Some temple priests just go through the motions – for them "It's a job." Others serve the deity believing He can feel their touch, hear their voice and know their thoughts. For them, "It's high dharma." But for all, the sheer precariousness of the often-berated, underpaid priest profession came clear this year in Andhra Pradesh, India. This family craft for an estimated 150,000 men in A.P. alone, millions counting all of India, may be in for total reform. The State Cabinet is now considering recent recommendations made by the Kondaiah Commission to end the hereditary priesthood (opening jobs and training to members of any caste who can qualify), sell endowment lands designated for priest livelihood and cancel hereditary trusteeships of temples. What is being pondered, critics say, is an illegal interference in religion by a secular government.

Priests from the state's .30,000 temples did what little they could in protest, staging a peaceful march on the evening of November 16 organized by the Archaka Sanghams and a contingent of renunciate leaders of various lingages. Their call to close the inner sanctums of thousands of temples for the day after the morning service was only partially successful. Srimannarayana Jeer had said, "It is time for all people, government and even God to take rest" and consider what will happen to Hindu Dharma if the proposals are implemented.

The huge procession culminated in a public meeting at the Gymkhana grounds in Vijayawada. There Hindu leaders urged the government to reject the commission's proposals and form an autonomous body of religious persons to investigate the issues, and to make decisions concerning Hinduism only in consultation with that body.

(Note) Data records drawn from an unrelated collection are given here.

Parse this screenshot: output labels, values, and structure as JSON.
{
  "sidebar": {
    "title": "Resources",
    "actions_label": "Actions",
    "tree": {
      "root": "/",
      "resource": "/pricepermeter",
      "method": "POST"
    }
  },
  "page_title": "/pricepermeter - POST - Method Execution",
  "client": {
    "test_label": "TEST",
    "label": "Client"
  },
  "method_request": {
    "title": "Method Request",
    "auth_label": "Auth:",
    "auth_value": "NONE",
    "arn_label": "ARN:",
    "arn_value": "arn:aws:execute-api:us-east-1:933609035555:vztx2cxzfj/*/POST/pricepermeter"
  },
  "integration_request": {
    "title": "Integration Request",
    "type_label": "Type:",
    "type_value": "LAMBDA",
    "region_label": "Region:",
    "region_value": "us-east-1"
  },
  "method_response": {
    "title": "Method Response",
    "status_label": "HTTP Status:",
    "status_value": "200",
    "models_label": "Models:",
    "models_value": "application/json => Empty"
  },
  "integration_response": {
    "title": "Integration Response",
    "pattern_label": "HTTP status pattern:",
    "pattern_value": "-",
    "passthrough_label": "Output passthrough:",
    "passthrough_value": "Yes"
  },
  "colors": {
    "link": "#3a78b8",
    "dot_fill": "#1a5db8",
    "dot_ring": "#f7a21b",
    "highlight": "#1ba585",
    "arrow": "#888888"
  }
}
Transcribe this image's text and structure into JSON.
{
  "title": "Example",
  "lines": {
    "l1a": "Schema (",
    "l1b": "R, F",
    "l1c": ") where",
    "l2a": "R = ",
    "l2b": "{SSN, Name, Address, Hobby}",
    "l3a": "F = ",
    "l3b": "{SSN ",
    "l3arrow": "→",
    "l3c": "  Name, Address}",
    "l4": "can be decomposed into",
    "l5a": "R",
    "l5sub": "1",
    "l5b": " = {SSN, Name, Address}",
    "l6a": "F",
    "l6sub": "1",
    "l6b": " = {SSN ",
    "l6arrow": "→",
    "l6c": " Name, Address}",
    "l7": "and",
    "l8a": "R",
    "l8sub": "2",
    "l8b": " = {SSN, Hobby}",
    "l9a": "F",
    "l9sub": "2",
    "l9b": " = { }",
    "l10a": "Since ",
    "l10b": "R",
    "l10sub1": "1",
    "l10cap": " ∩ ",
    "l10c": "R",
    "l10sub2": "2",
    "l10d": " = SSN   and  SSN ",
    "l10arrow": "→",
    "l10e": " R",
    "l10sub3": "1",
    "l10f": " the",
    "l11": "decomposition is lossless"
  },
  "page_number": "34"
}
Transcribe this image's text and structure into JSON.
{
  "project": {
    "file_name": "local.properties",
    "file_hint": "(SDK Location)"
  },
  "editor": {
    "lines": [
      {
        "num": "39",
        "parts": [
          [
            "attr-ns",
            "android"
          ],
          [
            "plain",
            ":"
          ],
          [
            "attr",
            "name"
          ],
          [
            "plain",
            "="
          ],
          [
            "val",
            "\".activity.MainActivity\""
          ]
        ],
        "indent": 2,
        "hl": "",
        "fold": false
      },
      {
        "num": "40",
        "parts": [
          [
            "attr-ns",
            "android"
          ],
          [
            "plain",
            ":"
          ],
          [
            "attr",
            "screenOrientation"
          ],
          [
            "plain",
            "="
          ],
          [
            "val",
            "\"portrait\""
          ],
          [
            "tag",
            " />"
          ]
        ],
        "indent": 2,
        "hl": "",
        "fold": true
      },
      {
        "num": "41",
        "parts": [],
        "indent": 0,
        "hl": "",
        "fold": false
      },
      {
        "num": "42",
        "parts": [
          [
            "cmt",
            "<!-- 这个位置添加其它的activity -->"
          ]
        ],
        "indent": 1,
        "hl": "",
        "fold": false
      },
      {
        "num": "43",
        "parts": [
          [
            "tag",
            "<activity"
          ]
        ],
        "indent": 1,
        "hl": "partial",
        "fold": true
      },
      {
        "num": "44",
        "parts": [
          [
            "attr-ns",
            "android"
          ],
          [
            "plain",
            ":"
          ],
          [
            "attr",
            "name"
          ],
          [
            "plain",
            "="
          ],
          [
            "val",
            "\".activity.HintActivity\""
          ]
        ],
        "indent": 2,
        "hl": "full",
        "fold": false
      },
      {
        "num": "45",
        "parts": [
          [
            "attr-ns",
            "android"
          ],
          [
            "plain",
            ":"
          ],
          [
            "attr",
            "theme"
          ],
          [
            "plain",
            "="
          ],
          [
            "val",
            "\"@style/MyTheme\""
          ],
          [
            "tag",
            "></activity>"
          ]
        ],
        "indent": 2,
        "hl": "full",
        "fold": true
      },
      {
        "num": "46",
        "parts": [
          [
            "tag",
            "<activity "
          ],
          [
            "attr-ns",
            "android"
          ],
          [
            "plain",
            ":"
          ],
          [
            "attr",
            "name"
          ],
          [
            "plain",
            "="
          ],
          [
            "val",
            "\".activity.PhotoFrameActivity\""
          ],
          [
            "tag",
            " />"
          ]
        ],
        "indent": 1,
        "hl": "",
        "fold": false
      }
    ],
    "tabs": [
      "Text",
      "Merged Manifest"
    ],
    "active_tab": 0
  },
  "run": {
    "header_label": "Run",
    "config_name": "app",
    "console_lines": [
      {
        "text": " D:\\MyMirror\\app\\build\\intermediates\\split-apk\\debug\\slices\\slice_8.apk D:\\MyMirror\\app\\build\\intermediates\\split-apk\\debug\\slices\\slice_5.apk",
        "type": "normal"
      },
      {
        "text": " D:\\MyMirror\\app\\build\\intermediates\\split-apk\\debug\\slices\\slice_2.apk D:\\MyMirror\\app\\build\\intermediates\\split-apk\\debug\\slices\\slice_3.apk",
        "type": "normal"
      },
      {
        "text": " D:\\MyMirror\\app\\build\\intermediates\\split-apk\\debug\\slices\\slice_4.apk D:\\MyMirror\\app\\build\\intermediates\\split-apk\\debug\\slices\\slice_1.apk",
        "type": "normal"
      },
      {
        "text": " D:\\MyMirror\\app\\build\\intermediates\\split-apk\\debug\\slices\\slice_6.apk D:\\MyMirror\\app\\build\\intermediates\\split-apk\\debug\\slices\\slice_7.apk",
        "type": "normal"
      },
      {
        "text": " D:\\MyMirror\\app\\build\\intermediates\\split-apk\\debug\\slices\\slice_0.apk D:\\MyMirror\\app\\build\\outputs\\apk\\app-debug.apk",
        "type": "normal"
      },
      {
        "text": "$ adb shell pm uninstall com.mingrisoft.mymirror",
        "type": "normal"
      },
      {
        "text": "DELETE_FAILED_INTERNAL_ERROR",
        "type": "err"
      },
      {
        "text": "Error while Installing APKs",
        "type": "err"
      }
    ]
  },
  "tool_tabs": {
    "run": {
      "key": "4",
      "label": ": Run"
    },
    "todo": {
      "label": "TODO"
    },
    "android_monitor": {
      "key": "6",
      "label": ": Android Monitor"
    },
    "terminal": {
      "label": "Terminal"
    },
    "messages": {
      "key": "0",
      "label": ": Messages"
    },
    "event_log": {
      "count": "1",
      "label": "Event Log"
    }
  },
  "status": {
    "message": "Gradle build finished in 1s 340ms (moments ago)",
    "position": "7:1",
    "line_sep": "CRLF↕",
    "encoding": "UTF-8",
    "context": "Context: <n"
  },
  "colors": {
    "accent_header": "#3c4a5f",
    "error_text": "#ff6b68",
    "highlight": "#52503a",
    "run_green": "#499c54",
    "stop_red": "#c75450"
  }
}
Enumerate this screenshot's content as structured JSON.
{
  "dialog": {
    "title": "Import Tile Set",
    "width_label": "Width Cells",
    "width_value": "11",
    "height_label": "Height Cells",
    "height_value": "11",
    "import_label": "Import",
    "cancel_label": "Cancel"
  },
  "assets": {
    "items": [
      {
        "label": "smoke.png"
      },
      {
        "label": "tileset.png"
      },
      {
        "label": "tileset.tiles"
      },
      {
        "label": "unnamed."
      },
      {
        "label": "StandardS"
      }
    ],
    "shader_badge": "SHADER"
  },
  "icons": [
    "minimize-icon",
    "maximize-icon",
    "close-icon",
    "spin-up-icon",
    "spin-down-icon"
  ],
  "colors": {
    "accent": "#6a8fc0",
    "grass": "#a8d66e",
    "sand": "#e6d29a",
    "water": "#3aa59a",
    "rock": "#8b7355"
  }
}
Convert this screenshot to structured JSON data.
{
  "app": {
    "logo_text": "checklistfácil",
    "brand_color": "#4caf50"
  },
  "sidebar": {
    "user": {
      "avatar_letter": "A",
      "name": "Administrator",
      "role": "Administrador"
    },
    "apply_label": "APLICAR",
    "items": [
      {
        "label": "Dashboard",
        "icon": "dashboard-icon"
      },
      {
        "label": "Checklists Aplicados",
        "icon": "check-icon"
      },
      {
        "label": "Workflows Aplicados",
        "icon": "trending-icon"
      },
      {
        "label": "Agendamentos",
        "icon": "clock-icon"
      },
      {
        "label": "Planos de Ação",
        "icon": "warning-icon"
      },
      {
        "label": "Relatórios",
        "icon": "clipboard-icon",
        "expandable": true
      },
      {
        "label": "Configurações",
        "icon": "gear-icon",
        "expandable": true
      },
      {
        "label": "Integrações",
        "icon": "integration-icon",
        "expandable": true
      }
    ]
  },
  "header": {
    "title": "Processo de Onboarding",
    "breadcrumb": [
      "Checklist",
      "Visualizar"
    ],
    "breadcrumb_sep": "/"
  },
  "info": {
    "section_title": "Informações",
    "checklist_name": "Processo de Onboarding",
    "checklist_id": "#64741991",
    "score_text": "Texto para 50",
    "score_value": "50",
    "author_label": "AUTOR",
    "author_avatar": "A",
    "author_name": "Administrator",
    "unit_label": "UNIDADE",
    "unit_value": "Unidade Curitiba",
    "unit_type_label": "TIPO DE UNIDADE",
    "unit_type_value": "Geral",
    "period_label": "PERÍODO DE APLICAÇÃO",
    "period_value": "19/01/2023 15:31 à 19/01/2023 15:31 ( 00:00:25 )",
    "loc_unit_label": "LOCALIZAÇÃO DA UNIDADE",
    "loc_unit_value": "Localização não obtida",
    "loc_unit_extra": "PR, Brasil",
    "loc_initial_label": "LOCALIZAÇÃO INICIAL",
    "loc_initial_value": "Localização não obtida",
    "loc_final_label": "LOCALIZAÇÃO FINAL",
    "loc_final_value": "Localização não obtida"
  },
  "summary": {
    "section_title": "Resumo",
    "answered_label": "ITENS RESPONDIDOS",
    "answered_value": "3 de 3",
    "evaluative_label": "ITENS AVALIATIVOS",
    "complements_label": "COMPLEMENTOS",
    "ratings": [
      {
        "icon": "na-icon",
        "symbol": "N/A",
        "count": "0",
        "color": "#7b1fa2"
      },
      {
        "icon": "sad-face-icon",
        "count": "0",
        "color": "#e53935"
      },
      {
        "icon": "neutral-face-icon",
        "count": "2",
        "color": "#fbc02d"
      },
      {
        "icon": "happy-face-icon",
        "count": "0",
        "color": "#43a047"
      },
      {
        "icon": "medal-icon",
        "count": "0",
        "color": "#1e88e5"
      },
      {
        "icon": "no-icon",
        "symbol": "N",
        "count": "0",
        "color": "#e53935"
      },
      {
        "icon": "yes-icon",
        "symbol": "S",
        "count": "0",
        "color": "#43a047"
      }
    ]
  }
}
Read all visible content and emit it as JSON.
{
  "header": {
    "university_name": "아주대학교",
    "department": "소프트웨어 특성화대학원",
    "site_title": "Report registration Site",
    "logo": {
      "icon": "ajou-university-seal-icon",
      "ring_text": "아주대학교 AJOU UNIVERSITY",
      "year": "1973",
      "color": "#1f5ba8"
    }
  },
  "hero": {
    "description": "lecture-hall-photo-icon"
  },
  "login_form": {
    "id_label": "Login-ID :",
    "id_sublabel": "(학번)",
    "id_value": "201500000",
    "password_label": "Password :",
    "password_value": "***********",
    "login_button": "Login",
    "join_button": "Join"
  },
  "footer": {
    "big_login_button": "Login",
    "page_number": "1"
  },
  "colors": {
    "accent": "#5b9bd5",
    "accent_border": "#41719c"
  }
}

The swami of the Pejawar Math noted that the government does not dare interfere in religious affairs of Muslims and Christians, but tampers with the Hindu traditions "because Hindus are indifferent."

In all, the temples reportedly posses 150,000 acres of land in the name of the priests and 200,000 acres in the name of the presiding deities. The government has reportedly chosen to sell these lands, deposit the earnings in government treasuries and use the interest to maintain the temples and the priests. One of the motivations has been the difficulty in collecting rent from tenants on the lands.

Hindu leaders do not deny the need for reform, for better trained priests, cleaner and more well-run temples. But, they say, the remedies proposed are incorrect and far too severe. And more importantly, they are fundamentally illegal, for any adjustments to the Hindu fabric must come from the religion itself, not from a secular government. Others disagree, observed News Time of Hyderabad, and feel the government does have a "Constitutional and moral right to streamline the affairs of the important institutions like the temples, which play a pivotal role in the socio-cultural and religious lives of a large section of the people – as long as the intervention is for removing the bad things and introducing reforms." Hmmmm.

Article copyright Himalayan Academy.